EDMONTON – Alberta Health Services (AHS) has confirmed a case of measles in the Edmonton Zone.
AHS says individuals who were at the following locations, on the dates and times noted, may have been exposed to “the highly contagious disease” that is spread easily through the air:
March 25, 2014
West End Registries (10011 170 St NW, Edmonton) from 7:40 am to 10:00 pm
Safeway at Callingwood (6655 178th St, Edmonton) from 8:30 pm to 10:50 pm
March 26, 2014
West End Registries (10011 170 St NW, Edmonton) from 7:40 am to 8:40 pm
“Of all communicable diseases measles likely has the highest potential for transmission,” said Dr. Christopher Sikora, Edmonton Medical Officer of Health for AHS.
“Measles transmits very effectively from a person who is infectious to a susceptible individual or person who is not protected. That transmission rate may be in the range of 50 per cent to 90 per cent.”
Typically, the disease will develop about 10 days after exposure, but it can take up to three weeks for symptoms to show up. If you have been infected, you will be highly contagious before the symptoms even appear.
AHS says for adults to be protected, two doses of the measles vaccine are recommended; and one dose for infants over the age of 12 months until they get another shot when they’re four to six years of age. But AHS also says that no vaccine is 100 per cent effective.
Those who have been exposed to the disease, and have not already had it or the required doses of the vaccine will be at greater risk for contracting it.

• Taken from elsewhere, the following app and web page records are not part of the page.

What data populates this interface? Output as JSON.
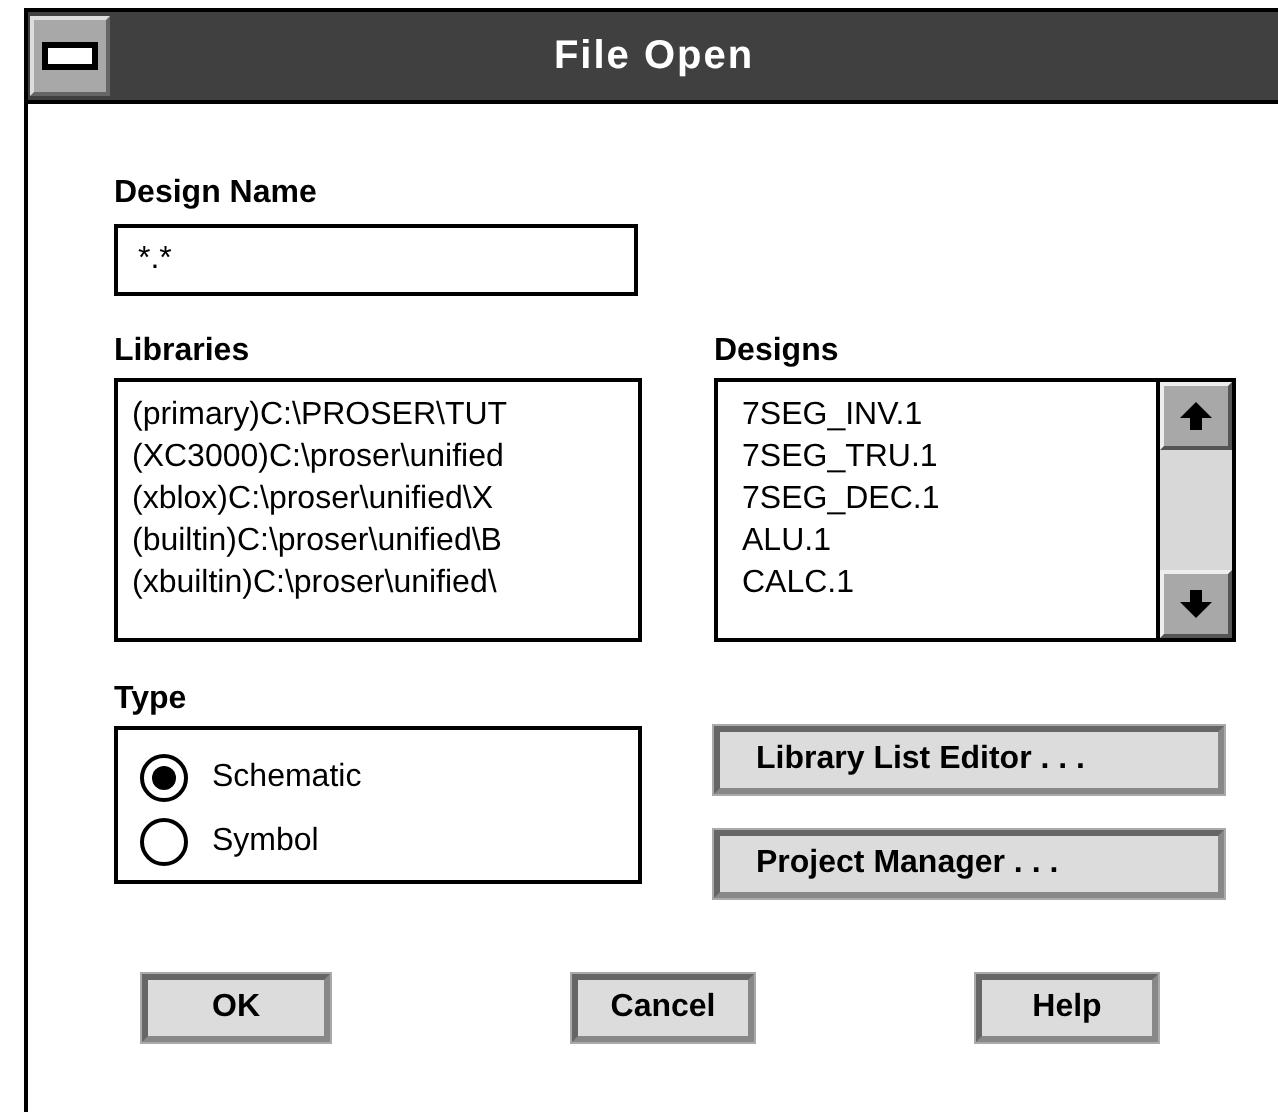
{
  "window": {
    "title": "File Open"
  },
  "design_name": {
    "label": "Design Name",
    "value": "*.*"
  },
  "libraries": {
    "label": "Libraries",
    "items": [
      {
        "text": "(primary)C:\\PROSER\\TUT"
      },
      {
        "text": "(XC3000)C:\\proser\\unified"
      },
      {
        "text": "(xblox)C:\\proser\\unified\\X"
      },
      {
        "text": "(builtin)C:\\proser\\unified\\B"
      },
      {
        "text": "(xbuiltin)C:\\proser\\unified\\"
      }
    ]
  },
  "designs": {
    "label": "Designs",
    "items": [
      {
        "text": "7SEG_INV.1"
      },
      {
        "text": "7SEG_TRU.1"
      },
      {
        "text": "7SEG_DEC.1"
      },
      {
        "text": "ALU.1"
      },
      {
        "text": "CALC.1"
      }
    ]
  },
  "type": {
    "label": "Type",
    "options": [
      {
        "label": "Schematic",
        "selected": true
      },
      {
        "label": "Symbol",
        "selected": false
      }
    ]
  },
  "side_buttons": [
    "Library List Editor . . .",
    "Project Manager . . ."
  ],
  "buttons": [
    "OK",
    "Cancel",
    "Help"
  ]
}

These individuals are being told to monitor themselves for symptoms of measles, which include: a fever of 38.3° C or higher, a cough, runny nose and/or red eyes, and a red blotchy rash that appears three to seven days after fever starts, beginning behind the ears and on the face and spreading down to the body and then to the arms and legs.
Anyone who has the symptoms is advised to stay home and call Health Link Alberta (1.866.408.5465) before visiting any health care facility or provider.
“Most of the time, people with measles will be just fine. But 1 in 20 will get pneumonia; but even in developed countries like Canada, 1 in 1000 will die,” said Sikora.
“Kids getting pneumonia, seizures, inflammation around the brain is unacceptable,” he added, “especially when we have a vaccine that can prevent that hardship.”
The disease tends to be most severe in infants and adults.
This year there have been nine confirmed cases in Alberta so far (five of them have been in Calgary, three in central Alberta, and one in Edmonton). In 2013, there were 44 cases, one of which happened in Calgary and the rest in the Lethbridge area.
AHS says most health care workers should be protected against measles; but the vaccine is not actually mandatory for them; a shot against rubella, however, is and is offered in a triple vaccine which also protects against measles.